» Your goal
Repeat the data in full. Every line must match.

BEGIN Task inputs

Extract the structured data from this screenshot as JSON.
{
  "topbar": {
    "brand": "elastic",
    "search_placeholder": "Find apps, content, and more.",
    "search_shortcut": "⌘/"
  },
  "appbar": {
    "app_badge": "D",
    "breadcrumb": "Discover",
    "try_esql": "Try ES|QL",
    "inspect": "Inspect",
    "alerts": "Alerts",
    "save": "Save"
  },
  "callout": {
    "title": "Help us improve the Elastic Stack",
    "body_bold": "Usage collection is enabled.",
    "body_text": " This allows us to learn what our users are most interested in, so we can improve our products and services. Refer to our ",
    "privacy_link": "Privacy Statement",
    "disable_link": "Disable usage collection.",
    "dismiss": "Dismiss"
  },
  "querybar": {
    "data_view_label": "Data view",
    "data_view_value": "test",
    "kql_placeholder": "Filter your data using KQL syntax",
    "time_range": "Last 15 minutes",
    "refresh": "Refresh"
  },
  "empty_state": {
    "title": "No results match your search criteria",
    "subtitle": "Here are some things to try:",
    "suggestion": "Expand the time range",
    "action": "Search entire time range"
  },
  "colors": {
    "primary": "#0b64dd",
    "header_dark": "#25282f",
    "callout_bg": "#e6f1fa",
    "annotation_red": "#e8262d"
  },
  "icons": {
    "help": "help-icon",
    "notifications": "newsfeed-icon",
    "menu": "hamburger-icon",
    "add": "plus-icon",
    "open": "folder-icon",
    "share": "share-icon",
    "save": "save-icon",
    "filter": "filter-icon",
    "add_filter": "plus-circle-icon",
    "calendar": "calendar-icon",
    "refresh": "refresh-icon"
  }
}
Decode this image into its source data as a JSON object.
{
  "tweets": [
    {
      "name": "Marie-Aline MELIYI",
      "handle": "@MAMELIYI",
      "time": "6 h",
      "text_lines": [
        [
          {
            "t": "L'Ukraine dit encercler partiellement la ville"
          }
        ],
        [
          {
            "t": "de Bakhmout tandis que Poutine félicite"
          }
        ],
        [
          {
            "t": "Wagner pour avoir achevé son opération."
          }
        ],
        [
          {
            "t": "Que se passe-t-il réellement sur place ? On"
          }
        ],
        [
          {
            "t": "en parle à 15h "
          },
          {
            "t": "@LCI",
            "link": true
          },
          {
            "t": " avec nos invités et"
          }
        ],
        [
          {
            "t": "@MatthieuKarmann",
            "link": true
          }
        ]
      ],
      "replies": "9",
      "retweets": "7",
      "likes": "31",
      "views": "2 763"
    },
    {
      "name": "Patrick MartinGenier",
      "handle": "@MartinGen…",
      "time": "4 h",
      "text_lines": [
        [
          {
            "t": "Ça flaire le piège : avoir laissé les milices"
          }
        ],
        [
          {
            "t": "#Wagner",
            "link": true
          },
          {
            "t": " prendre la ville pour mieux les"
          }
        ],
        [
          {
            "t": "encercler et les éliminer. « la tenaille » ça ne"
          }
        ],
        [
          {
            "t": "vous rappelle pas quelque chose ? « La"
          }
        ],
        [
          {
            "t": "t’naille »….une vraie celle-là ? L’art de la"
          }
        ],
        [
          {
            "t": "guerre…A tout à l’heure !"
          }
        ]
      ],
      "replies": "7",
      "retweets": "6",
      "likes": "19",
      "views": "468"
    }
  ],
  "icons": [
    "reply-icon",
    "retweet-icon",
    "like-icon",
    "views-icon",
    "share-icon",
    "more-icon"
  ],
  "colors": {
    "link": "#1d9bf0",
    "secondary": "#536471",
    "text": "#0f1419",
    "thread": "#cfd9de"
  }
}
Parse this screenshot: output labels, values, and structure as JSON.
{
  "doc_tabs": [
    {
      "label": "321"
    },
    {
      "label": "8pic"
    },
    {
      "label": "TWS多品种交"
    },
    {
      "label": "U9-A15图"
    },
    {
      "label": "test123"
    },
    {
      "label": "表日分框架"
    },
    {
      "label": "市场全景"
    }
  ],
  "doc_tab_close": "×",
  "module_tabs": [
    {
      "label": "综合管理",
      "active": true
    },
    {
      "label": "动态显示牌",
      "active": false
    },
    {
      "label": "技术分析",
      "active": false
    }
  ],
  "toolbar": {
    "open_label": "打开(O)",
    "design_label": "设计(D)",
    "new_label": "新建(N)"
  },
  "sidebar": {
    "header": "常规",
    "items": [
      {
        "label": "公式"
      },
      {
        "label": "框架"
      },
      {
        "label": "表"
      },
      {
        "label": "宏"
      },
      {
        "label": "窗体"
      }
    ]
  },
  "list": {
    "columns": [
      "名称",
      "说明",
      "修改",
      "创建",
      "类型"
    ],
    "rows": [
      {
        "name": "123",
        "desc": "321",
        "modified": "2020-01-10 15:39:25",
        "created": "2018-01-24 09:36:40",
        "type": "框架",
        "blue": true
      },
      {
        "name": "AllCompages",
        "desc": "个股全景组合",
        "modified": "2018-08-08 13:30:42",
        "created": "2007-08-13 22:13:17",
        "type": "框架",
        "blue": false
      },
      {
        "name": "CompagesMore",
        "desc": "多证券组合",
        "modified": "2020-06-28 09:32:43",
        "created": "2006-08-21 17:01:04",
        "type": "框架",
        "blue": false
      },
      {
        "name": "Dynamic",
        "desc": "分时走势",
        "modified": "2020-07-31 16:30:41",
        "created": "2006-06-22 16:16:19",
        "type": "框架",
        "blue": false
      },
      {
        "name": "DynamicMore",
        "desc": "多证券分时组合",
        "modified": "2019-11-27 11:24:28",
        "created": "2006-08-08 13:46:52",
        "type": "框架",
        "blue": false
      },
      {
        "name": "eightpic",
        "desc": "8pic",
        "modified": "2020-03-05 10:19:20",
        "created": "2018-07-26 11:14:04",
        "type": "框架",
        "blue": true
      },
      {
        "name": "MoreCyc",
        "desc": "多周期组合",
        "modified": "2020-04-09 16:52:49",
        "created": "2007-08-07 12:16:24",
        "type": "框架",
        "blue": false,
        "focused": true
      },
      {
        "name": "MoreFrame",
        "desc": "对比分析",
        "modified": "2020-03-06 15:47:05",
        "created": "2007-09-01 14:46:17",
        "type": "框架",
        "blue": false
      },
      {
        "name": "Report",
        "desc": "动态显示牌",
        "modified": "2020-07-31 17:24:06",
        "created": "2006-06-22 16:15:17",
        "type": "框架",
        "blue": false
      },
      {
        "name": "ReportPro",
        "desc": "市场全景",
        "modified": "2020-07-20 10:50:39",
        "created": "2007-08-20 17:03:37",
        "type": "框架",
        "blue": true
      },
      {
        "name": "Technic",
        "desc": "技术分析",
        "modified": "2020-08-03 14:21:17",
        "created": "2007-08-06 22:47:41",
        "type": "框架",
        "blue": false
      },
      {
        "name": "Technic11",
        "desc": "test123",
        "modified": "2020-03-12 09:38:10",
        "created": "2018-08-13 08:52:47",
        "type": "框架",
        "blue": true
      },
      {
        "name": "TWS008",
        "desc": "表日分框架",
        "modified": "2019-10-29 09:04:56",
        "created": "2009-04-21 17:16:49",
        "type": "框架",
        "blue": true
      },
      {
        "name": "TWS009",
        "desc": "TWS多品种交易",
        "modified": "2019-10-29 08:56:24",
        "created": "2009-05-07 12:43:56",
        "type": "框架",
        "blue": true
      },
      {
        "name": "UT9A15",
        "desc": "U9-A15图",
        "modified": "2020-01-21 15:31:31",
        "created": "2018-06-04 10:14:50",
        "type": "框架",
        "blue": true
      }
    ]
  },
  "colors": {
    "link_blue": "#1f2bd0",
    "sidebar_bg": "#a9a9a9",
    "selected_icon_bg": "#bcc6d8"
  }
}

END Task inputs

» Solution to this problem
Extract the structured data from this screenshot as JSON.
{
  "topbar": {
    "brand": "elastic",
    "search_placeholder": "Find apps, content, and more.",
    "search_shortcut": "⌘/"
  },
  "appbar": {
    "app_badge": "D",
    "breadcrumb": "Discover",
    "try_esql": "Try ES|QL",
    "inspect": "Inspect",
    "alerts": "Alerts",
    "save": "Save"
  },
  "callout": {
    "title": "Help us improve the Elastic Stack",
    "body_bold": "Usage collection is enabled.",
    "body_text": " This allows us to learn what our users are most interested in, so we can improve our products and services. Refer to our ",
    "privacy_link": "Privacy Statement",
    "disable_link": "Disable usage collection.",
    "dismiss": "Dismiss"
  },
  "querybar": {
    "data_view_label": "Data view",
    "data_view_value": "test",
    "kql_placeholder": "Filter your data using KQL syntax",
    "time_range": "Last 15 minutes",
    "refresh": "Refresh"
  },
  "empty_state": {
    "title": "No results match your search criteria",
    "subtitle": "Here are some things to try:",
    "suggestion": "Expand the time range",
    "action": "Search entire time range"
  },
  "colors": {
    "primary": "#0b64dd",
    "header_dark": "#25282f",
    "callout_bg": "#e6f1fa",
    "annotation_red": "#e8262d"
  },
  "icons": {
    "help": "help-icon",
    "notifications": "newsfeed-icon",
    "menu": "hamburger-icon",
    "add": "plus-icon",
    "open": "folder-icon",
    "share": "share-icon",
    "save": "save-icon",
    "filter": "filter-icon",
    "add_filter": "plus-circle-icon",
    "calendar": "calendar-icon",
    "refresh": "refresh-icon"
  }
}
Decode this image into its source data as a JSON object.
{
  "tweets": [
    {
      "name": "Marie-Aline MELIYI",
      "handle": "@MAMELIYI",
      "time": "6 h",
      "text_lines": [
        [
          {
            "t": "L'Ukraine dit encercler partiellement la ville"
          }
        ],
        [
          {
            "t": "de Bakhmout tandis que Poutine félicite"
          }
        ],
        [
          {
            "t": "Wagner pour avoir achevé son opération."
          }
        ],
        [
          {
            "t": "Que se passe-t-il réellement sur place ? On"
          }
        ],
        [
          {
            "t": "en parle à 15h "
          },
          {
            "t": "@LCI",
            "link": true
          },
          {
            "t": " avec nos invités et"
          }
        ],
        [
          {
            "t": "@MatthieuKarmann",
            "link": true
          }
        ]
      ],
      "replies": "9",
      "retweets": "7",
      "likes": "31",
      "views": "2 763"
    },
    {
      "name": "Patrick MartinGenier",
      "handle": "@MartinGen…",
      "time": "4 h",
      "text_lines": [
        [
          {
            "t": "Ça flaire le piège : avoir laissé les milices"
          }
        ],
        [
          {
            "t": "#Wagner",
            "link": true
          },
          {
            "t": " prendre la ville pour mieux les"
          }
        ],
        [
          {
            "t": "encercler et les éliminer. « la tenaille » ça ne"
          }
        ],
        [
          {
            "t": "vous rappelle pas quelque chose ? « La"
          }
        ],
        [
          {
            "t": "t’naille »….une vraie celle-là ? L’art de la"
          }
        ],
        [
          {
            "t": "guerre…A tout à l’heure !"
          }
        ]
      ],
      "replies": "7",
      "retweets": "6",
      "likes": "19",
      "views": "468"
    }
  ],
  "icons": [
    "reply-icon",
    "retweet-icon",
    "like-icon",
    "views-icon",
    "share-icon",
    "more-icon"
  ],
  "colors": {
    "link": "#1d9bf0",
    "secondary": "#536471",
    "text": "#0f1419",
    "thread": "#cfd9de"
  }
}
Parse this screenshot: output labels, values, and structure as JSON.
{
  "doc_tabs": [
    {
      "label": "321"
    },
    {
      "label": "8pic"
    },
    {
      "label": "TWS多品种交"
    },
    {
      "label": "U9-A15图"
    },
    {
      "label": "test123"
    },
    {
      "label": "表日分框架"
    },
    {
      "label": "市场全景"
    }
  ],
  "doc_tab_close": "×",
  "module_tabs": [
    {
      "label": "综合管理",
      "active": true
    },
    {
      "label": "动态显示牌",
      "active": false
    },
    {
      "label": "技术分析",
      "active": false
    }
  ],
  "toolbar": {
    "open_label": "打开(O)",
    "design_label": "设计(D)",
    "new_label": "新建(N)"
  },
  "sidebar": {
    "header": "常规",
    "items": [
      {
        "label": "公式"
      },
      {
        "label": "框架"
      },
      {
        "label": "表"
      },
      {
        "label": "宏"
      },
      {
        "label": "窗体"
      }
    ]
  },
  "list": {
    "columns": [
      "名称",
      "说明",
      "修改",
      "创建",
      "类型"
    ],
    "rows": [
      {
        "name": "123",
        "desc": "321",
        "modified": "2020-01-10 15:39:25",
        "created": "2018-01-24 09:36:40",
        "type": "框架",
        "blue": true
      },
      {
        "name": "AllCompages",
        "desc": "个股全景组合",
        "modified": "2018-08-08 13:30:42",
        "created": "2007-08-13 22:13:17",
        "type": "框架",
        "blue": false
      },
      {
        "name": "CompagesMore",
        "desc": "多证券组合",
        "modified": "2020-06-28 09:32:43",
        "created": "2006-08-21 17:01:04",
        "type": "框架",
        "blue": false
      },
      {
        "name": "Dynamic",
        "desc": "分时走势",
        "modified": "2020-07-31 16:30:41",
        "created": "2006-06-22 16:16:19",
        "type": "框架",
        "blue": false
      },
      {
        "name": "DynamicMore",
        "desc": "多证券分时组合",
        "modified": "2019-11-27 11:24:28",
        "created": "2006-08-08 13:46:52",
        "type": "框架",
        "blue": false
      },
      {
        "name": "eightpic",
        "desc": "8pic",
        "modified": "2020-03-05 10:19:20",
        "created": "2018-07-26 11:14:04",
        "type": "框架",
        "blue": true
      },
      {
        "name": "MoreCyc",
        "desc": "多周期组合",
        "modified": "2020-04-09 16:52:49",
        "created": "2007-08-07 12:16:24",
        "type": "框架",
        "blue": false,
        "focused": true
      },
      {
        "name": "MoreFrame",
        "desc": "对比分析",
        "modified": "2020-03-06 15:47:05",
        "created": "2007-09-01 14:46:17",
        "type": "框架",
        "blue": false
      },
      {
        "name": "Report",
        "desc": "动态显示牌",
        "modified": "2020-07-31 17:24:06",
        "created": "2006-06-22 16:15:17",
        "type": "框架",
        "blue": false
      },
      {
        "name": "ReportPro",
        "desc": "市场全景",
        "modified": "2020-07-20 10:50:39",
        "created": "2007-08-20 17:03:37",
        "type": "框架",
        "blue": true
      },
      {
        "name": "Technic",
        "desc": "技术分析",
        "modified": "2020-08-03 14:21:17",
        "created": "2007-08-06 22:47:41",
        "type": "框架",
        "blue": false
      },
      {
        "name": "Technic11",
        "desc": "test123",
        "modified": "2020-03-12 09:38:10",
        "created": "2018-08-13 08:52:47",
        "type": "框架",
        "blue": true
      },
      {
        "name": "TWS008",
        "desc": "表日分框架",
        "modified": "2019-10-29 09:04:56",
        "created": "2009-04-21 17:16:49",
        "type": "框架",
        "blue": true
      },
      {
        "name": "TWS009",
        "desc": "TWS多品种交易",
        "modified": "2019-10-29 08:56:24",
        "created": "2009-05-07 12:43:56",
        "type": "框架",
        "blue": true
      },
      {
        "name": "UT9A15",
        "desc": "U9-A15图",
        "modified": "2020-01-21 15:31:31",
        "created": "2018-06-04 10:14:50",
        "type": "框架",
        "blue": true
      }
    ]
  },
  "colors": {
    "link_blue": "#1f2bd0",
    "sidebar_bg": "#a9a9a9",
    "selected_icon_bg": "#bcc6d8"
  }
}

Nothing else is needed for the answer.